[ACTIVITY] Copy each line of the records that contains the word "likes".

*** DATA Section Begins ***

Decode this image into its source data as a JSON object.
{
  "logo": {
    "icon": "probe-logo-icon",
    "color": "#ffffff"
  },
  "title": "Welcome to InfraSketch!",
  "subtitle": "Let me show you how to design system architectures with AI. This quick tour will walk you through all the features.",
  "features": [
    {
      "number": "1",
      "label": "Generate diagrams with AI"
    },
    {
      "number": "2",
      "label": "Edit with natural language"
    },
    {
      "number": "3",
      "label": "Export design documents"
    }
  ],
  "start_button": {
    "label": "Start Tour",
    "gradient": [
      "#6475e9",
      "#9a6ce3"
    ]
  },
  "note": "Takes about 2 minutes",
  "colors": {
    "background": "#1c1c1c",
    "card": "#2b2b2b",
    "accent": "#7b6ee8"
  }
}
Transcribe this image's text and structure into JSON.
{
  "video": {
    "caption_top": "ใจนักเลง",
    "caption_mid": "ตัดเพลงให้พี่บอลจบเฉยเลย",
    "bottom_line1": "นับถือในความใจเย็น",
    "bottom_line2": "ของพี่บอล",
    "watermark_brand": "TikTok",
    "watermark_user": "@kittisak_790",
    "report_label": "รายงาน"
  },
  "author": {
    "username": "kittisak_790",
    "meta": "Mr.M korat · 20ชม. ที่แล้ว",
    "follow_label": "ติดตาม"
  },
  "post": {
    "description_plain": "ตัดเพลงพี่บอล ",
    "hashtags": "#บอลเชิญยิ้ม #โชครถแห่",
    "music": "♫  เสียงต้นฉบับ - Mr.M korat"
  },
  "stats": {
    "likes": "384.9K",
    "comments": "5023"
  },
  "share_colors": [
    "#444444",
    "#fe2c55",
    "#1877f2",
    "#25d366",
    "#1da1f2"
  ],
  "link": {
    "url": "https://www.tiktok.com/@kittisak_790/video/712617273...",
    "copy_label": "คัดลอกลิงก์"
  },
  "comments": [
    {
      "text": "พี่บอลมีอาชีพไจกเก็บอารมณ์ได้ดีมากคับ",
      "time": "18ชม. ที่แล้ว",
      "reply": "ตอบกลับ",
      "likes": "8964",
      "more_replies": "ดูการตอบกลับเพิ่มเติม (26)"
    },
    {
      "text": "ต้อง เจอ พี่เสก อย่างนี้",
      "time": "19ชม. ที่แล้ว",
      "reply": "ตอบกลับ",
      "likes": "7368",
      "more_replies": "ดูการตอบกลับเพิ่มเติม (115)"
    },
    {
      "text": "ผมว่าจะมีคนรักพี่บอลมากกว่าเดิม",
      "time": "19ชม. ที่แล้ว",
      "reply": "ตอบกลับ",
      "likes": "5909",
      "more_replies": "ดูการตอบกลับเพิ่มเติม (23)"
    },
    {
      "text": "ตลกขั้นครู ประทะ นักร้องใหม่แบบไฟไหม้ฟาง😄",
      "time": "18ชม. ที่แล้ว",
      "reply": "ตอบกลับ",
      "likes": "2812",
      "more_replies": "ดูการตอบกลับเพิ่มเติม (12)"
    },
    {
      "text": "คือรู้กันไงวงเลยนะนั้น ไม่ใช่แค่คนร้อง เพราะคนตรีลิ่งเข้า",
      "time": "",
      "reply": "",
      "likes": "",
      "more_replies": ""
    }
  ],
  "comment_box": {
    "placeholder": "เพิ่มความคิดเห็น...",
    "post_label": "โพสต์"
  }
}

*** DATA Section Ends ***

[RESULT OF THIS EXERCISE]
    "likes": "384.9K",
      "likes": "8964",
      "likes": "7368",
      "likes": "5909",
      "likes": "2812",
      "likes": "",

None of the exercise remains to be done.